A recent CNN poll found that 60% of those interviewed felt an economic depression was likely. Of course, most of these people weren’t financial professionals with MBAs or economics degrees. They’re average folks who only know what they read in the newspaper and see on television. But this illustrates how far irrational fear has spread, and furthermore, these average folks buy things. They buy things from companies that will not be able to pay back the debt they owe if customers stop buying.

Which is why I believe that financial journalists and the experts who talk to us need to shut up about our heading into another depression. And if my request isn’t enough to get the rest of you on board, check out this compelling list of reasons why we shouldn’t fear a depression, from our friends at Savant Capital.

1.) Government reaction time. The U.S. government was very slow to acknowledge the onset of the Great Depression, while in the face of the current recession, a rescue plan was quickly passed and put into place.

2.) The Federal Reserve. When the Depression set in, the Fed failed to lower rates quickly. This time around, the Federal Reserve acted swiftly to lower rates, injecting more liquidity into the system.

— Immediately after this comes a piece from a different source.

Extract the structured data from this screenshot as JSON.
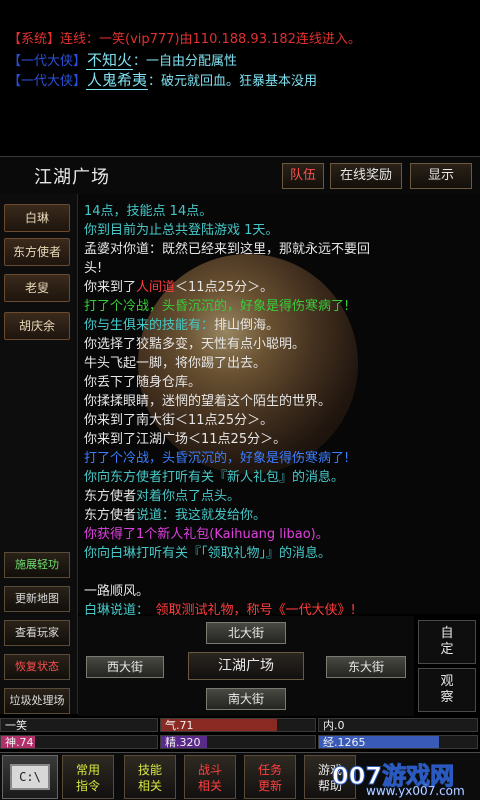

3.) FDIC insurance. This government safety net for bank customers did not exist in 1929. 

4.) Corporate earnings. The Great Depression saw a broad-based decline in earnings. In 2008, corporate profits are still relatively high, excepting the financial and auto sectors.

5.) Lending. In 1929, banks were overleveraged in stocks that were worthless or nearly worthless. In 2008, banks found themselves overleveraged by investments in mortgages backed by houses, which are tangible assets and still retain about three quarters of their value.

6.) Mortgages. During the Great Depression, a record 44% of all first mortgages were in default. In 2008, just 6.4% of all mortgages were at least one payment behind, according to the most recent reports.

7.) World trade. In 1929, intense protectionism prevented countries from working together to trade freely and respond to the economic crisis. In 2008, nations around the globe are working together in an unprecedented fashion to address the financial downturn.

And there you have it. Happy New Year to all! Now shut your pie hole.

Recent Posts

Investors Win Warner Chilcott Battle, But Expect a War

Investors this week pushed back on Warner Chilcott’s attempt to reduce pricing on its $1.95 billion term loan B, but most don’t believe the market’s repricing fight is over...

Bad Buyouts and What We Could Do about Them

Allied Stores. Burlington Industries. Charter Medical. E-H Holdings. Federated Department Stores… These companies are among the 13 that, between 1985 and 1989, issued a billion or more in junk bonds to help fund a buyout—then promptly went bankrupt...

A Repeat of 2009 Returns? Not. But No Disasters Either

As we here at Leveraged Finance News join you in saying goodbye to 2009 and looking ahead at the year to come, two little words spring to mind: do over? Maybe not all of it, but certainly returns...

Cha-Ching! High Yield Brings High Bonuses

While returns in the 40% to 50% range portend a 2009 Grinch-free holiday season for most leveraged loan and high yield bond professionals, those dedicated to selling and trading junk bonds are on track to receive the highest bonuses...

Index of Posts

4 Comments

The site content is OK, very good, very interesting. By the way electronic products class article? I would like to take a second look!Transformers Action Figures

Posted by: qing h | May 24, 2012 10:41 PM


The site content is OK, very good, very interesting. By the way electronic products class article? I would like to take a second look!Transformers Action Figures

Posted by: qing h | May 24, 2012 10:40 PM


Your nice article, thank you for sharing.At the same time, recommend to you xxx at newfreeshipping.com Ramos W6HD Tablet

Posted by: new f | March 27, 2012 9:36 PM


It is nice that you posted something like this Washion M9 3G and I am quite lucky to read it. Thanks for posting this!

Posted by: guo h | March 25, 2012 9:27 PM